** Source data follows **

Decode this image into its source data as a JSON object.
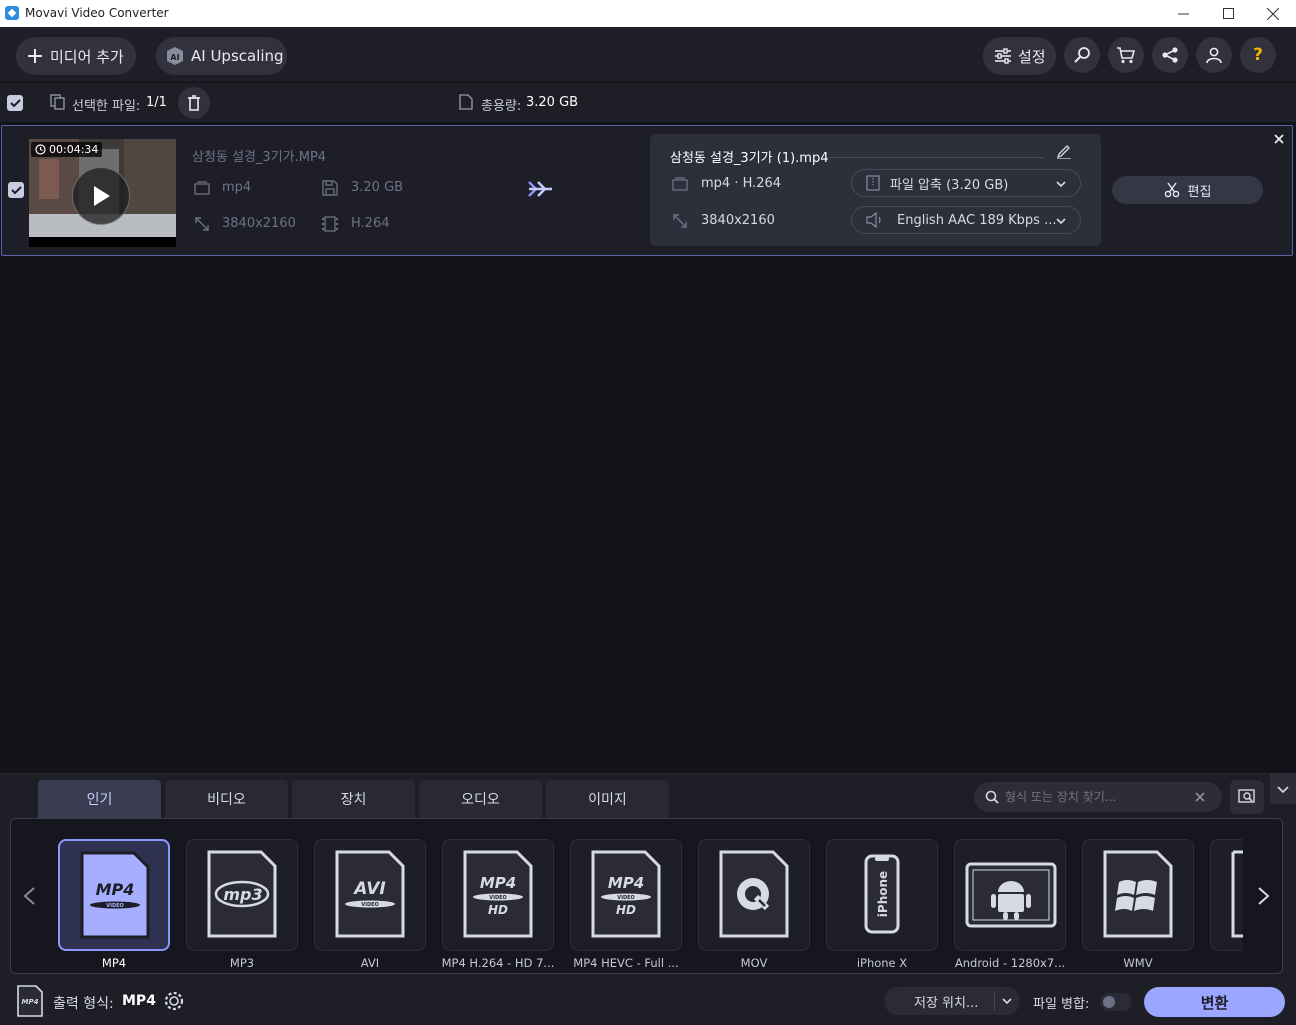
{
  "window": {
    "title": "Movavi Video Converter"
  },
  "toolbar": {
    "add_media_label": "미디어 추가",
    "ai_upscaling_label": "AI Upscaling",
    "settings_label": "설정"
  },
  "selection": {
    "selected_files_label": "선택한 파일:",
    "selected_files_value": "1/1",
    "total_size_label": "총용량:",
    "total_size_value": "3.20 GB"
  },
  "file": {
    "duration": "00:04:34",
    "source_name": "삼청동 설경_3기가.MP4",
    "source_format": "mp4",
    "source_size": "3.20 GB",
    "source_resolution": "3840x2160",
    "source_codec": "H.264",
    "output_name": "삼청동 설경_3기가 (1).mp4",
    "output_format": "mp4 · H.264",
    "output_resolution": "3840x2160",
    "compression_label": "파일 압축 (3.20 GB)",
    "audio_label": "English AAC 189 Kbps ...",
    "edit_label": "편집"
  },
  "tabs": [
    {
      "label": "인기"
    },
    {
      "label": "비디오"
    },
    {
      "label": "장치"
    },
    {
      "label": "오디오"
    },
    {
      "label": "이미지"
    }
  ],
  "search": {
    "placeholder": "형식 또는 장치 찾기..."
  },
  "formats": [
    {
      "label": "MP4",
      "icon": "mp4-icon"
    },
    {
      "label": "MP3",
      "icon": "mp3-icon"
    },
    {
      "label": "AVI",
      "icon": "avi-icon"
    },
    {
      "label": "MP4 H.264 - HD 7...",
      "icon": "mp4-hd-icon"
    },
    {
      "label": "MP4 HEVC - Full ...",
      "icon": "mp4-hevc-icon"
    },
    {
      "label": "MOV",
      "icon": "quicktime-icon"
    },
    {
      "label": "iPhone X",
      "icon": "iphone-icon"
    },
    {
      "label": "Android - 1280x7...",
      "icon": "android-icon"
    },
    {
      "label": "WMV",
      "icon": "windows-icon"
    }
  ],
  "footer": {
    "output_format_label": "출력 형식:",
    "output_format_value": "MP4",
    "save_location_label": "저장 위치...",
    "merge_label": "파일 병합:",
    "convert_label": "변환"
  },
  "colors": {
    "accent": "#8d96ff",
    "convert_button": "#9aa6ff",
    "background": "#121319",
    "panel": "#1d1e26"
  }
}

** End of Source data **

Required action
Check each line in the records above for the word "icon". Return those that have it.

Answer for this exercise
      "icon": "mp4-icon"
      "icon": "mp3-icon"
      "icon": "avi-icon"
      "icon": "mp4-hd-icon"
      "icon": "mp4-hevc-icon"
      "icon": "quicktime-icon"
      "icon": "iphone-icon"
      "icon": "android-icon"
      "icon": "windows-icon"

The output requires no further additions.